> _What needs to be done_:
Filter the records below down to lines containing "this".

---- Material supplied

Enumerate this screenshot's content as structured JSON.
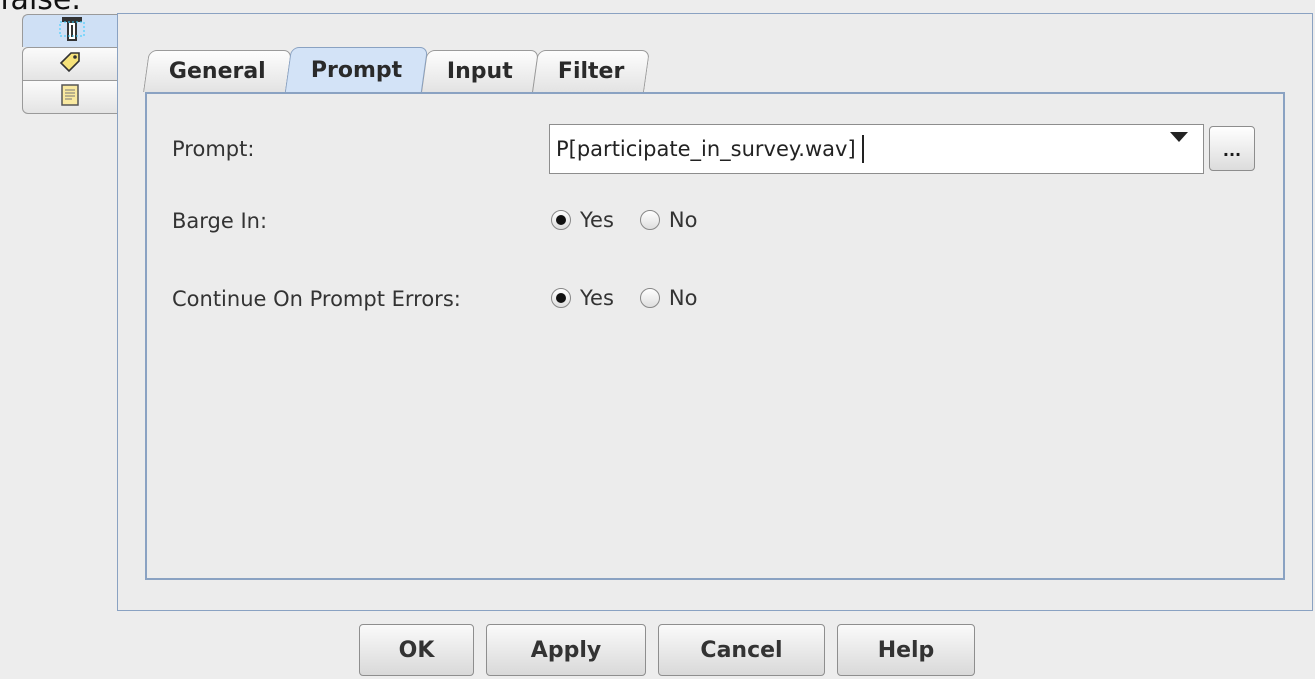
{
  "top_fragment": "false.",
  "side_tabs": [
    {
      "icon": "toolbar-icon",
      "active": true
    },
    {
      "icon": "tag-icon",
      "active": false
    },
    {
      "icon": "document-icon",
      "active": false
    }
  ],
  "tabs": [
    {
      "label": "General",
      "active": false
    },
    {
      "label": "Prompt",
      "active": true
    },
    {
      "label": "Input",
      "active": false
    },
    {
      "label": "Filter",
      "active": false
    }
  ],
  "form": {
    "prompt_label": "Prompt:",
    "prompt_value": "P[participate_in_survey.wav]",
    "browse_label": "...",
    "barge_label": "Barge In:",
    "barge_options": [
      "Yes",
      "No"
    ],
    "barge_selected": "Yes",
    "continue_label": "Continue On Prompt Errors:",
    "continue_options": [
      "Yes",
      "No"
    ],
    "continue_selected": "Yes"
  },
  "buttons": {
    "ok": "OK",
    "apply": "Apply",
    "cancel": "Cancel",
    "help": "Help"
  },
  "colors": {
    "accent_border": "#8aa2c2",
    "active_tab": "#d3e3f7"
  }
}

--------
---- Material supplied

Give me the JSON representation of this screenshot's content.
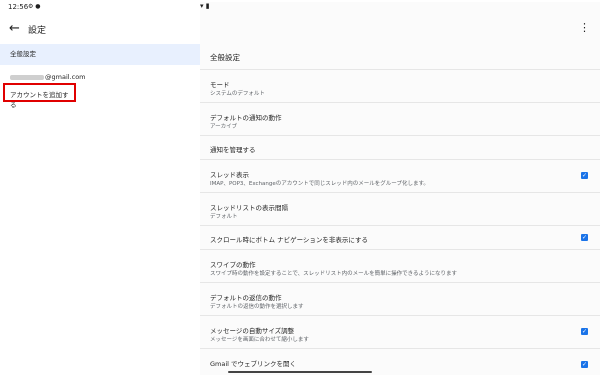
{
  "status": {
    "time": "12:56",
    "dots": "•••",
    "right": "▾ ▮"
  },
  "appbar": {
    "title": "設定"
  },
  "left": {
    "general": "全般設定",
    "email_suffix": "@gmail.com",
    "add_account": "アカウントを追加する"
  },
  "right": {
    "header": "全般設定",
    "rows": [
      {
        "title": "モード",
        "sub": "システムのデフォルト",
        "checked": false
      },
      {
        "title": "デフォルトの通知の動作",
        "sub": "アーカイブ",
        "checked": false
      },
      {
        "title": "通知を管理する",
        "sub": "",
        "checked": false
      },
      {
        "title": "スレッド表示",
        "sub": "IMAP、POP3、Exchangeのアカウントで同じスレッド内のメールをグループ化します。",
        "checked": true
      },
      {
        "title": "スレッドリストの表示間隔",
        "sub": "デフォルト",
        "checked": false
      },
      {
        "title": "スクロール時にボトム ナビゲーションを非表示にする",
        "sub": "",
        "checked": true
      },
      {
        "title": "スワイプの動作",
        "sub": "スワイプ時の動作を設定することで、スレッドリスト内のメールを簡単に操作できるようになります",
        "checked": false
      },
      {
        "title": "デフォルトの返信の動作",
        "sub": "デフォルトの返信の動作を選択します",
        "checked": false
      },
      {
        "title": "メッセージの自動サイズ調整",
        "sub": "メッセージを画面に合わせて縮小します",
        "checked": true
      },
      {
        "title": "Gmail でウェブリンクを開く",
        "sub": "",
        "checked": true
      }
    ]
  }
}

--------
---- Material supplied

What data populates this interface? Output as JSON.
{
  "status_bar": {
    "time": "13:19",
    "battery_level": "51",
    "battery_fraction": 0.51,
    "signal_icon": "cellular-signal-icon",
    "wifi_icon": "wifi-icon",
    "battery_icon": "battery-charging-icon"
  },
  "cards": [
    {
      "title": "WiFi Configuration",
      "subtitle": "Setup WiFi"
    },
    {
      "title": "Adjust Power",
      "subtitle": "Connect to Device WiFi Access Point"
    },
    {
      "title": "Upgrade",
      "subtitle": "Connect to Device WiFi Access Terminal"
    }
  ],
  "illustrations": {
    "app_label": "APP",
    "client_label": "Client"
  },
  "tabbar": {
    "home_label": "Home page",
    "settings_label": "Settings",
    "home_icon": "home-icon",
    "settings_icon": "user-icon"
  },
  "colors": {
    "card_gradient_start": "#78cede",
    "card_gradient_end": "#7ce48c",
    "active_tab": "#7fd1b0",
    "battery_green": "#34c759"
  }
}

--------

> _Answer section_:
Enumerate this screenshot's content as structured JSON.
Give me the JSON representation of this screenshot's content.
What data populates this interface? Output as JSON.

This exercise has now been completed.